WHAT’S NEXT FOR SOLO SHABBAT HOSTS? When discussing the future of OneTable solo Shabbat dinners, we asked participants what they would change to make the experience of planning and creating Solo Shabbat dinners better. Some responded they are interested in connecting with other solo Shabbat dinner participants virtually. They’d like to hear from each other about how they’re spending their time during their solo Shabbat dinner to gather inspiration for their dinners spent alone.
“I really appreciate step by step processes of having people share their stories - such as ‘here’s how to spend an hour with yourself.’ It could come from other Jewish millennials with different experiences.” When asked for ideas on how to elevate their experiences, participants say they’d appreciate more resources, suggestions about how to plan their dinner, activities to do during, recommended menus, readings, playlists, etc.
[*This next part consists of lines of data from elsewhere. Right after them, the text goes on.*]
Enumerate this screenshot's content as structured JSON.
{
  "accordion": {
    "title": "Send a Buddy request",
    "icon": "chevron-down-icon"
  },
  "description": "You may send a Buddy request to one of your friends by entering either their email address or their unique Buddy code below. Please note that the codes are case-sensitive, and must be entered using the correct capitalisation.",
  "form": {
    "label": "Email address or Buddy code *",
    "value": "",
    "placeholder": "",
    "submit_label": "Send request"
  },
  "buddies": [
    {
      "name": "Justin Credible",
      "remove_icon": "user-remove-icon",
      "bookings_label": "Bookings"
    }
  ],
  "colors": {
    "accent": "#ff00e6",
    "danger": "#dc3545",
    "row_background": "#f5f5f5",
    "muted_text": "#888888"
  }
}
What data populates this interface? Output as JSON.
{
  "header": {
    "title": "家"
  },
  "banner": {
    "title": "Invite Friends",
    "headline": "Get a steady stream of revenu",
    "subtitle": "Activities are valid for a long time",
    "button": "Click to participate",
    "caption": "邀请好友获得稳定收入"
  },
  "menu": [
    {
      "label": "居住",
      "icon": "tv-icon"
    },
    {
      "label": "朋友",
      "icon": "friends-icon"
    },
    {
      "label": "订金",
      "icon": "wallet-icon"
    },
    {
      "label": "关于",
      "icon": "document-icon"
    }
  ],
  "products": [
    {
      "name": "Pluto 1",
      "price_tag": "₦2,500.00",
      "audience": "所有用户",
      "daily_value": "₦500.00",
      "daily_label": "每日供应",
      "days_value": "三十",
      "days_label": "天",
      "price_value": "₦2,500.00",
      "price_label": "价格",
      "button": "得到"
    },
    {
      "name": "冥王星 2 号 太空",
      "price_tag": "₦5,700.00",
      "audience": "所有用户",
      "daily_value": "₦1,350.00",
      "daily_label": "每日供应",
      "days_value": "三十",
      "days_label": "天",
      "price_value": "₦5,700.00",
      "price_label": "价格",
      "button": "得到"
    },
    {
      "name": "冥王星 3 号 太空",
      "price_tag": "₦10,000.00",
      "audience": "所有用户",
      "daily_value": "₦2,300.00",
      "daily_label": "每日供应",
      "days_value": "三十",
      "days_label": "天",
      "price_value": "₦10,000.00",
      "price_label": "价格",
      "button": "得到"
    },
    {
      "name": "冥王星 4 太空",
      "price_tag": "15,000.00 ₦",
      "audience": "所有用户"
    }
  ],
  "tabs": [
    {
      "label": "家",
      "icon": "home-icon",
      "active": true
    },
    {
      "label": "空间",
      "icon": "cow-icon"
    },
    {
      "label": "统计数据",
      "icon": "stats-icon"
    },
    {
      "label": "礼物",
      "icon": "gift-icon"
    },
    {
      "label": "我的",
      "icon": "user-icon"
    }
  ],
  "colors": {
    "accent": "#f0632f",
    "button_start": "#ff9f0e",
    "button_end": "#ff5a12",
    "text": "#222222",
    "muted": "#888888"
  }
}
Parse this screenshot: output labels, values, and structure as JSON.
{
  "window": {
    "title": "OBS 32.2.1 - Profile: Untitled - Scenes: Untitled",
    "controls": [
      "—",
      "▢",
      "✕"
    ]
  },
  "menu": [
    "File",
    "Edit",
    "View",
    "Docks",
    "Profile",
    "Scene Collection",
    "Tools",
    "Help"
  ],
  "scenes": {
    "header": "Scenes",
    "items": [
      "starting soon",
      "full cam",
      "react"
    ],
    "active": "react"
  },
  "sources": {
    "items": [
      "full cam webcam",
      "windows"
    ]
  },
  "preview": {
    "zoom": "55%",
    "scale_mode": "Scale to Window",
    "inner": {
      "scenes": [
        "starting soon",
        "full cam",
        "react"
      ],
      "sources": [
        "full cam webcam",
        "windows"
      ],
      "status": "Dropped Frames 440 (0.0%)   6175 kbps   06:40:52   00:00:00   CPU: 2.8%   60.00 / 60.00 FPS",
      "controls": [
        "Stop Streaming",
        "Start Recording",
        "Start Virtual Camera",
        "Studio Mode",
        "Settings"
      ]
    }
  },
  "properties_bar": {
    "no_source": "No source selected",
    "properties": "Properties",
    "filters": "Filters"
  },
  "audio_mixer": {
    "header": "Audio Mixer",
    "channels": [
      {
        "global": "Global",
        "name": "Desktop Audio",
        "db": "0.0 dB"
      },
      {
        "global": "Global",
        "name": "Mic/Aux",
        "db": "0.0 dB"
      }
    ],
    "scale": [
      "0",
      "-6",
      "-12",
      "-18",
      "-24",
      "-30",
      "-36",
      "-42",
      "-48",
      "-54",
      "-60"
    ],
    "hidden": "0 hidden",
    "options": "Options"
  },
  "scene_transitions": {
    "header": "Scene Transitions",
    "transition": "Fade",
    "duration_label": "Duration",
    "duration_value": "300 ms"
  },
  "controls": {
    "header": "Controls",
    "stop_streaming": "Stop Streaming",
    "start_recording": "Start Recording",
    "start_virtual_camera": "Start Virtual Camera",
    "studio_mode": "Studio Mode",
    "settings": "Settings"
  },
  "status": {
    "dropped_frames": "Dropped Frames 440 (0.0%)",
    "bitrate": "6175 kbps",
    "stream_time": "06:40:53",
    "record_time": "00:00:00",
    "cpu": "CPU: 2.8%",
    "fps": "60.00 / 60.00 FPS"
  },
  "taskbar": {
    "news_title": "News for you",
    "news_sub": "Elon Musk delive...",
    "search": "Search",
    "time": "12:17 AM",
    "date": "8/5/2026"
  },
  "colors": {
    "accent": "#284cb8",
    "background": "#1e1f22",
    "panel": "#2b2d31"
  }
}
“In addition to anti-Racist readings, here’s an ‘article you can read during your Shabbat.’ Sometimes having something to do with direction/structure can be nice when you’re alone. Also thinking about how to change up the space you’re in - face a different position, etc.” Some participants would appreciate weekly reminders to help them think ahead, and see the opportunity to set intentions for their dinners as an opportunity to dig deeper.
"OneTable serves as a reminder, an intention... You have to write what you're doing at night, that forces us to think about, ‘Oh wait, what is this Friday and why is this Friday different from last Friday, and what am I doing?’"
WHAT’S NEXT FOR ONETABLE AND THE WIDER FIELD? Now’s the time to rethink at-home rituals. Using what we’ve heard from our Solo Shabbat participants, how might we, as a field, find more ways to support emerging Jewish practices?
FOR ONETABLE: Creating solo Shabbat WhatsApp groups Pointing solo hosts to the OneTable Solo Shabbat Guide. OneTable has created 29 Shabbat guides - resources for hosts and guests to deepen their Shabbat practice based on certain themes, inviting participants to learn more about Shabbat ritual through a new lens. Encouraging solo Shabbat hosts to try additional Shabbat guides to go beyond the Solo Shabbat guide. Use the From Generation to Generation Intergenerational Shabbat Guide with family to share in Shabbat together, virtually. Use one of the Why Be Jewish guides to reflect on your own Jewish identity, asking questions like: why be Jewish in a time of crisis? Use the Mindfulness Guide to help deepen your Shabbat practice with new teachings, movement, meditations, and ways of looking at Jewish ritual as a gift from our ancestors to pause, reflect, celebrate and nourish yourself and your community each and every week.
FOR THE FIELD: 1. Organizations can provide different themes or discussion questions for the group to consider each week 2. Understanding what other people are doing: Participants want to know how others are making it through. Showcase different participants explaining how they prepare for and observe holidays and rituals. This is how I prepare my space; this is how I say the candle blessing; this is how I separate work from home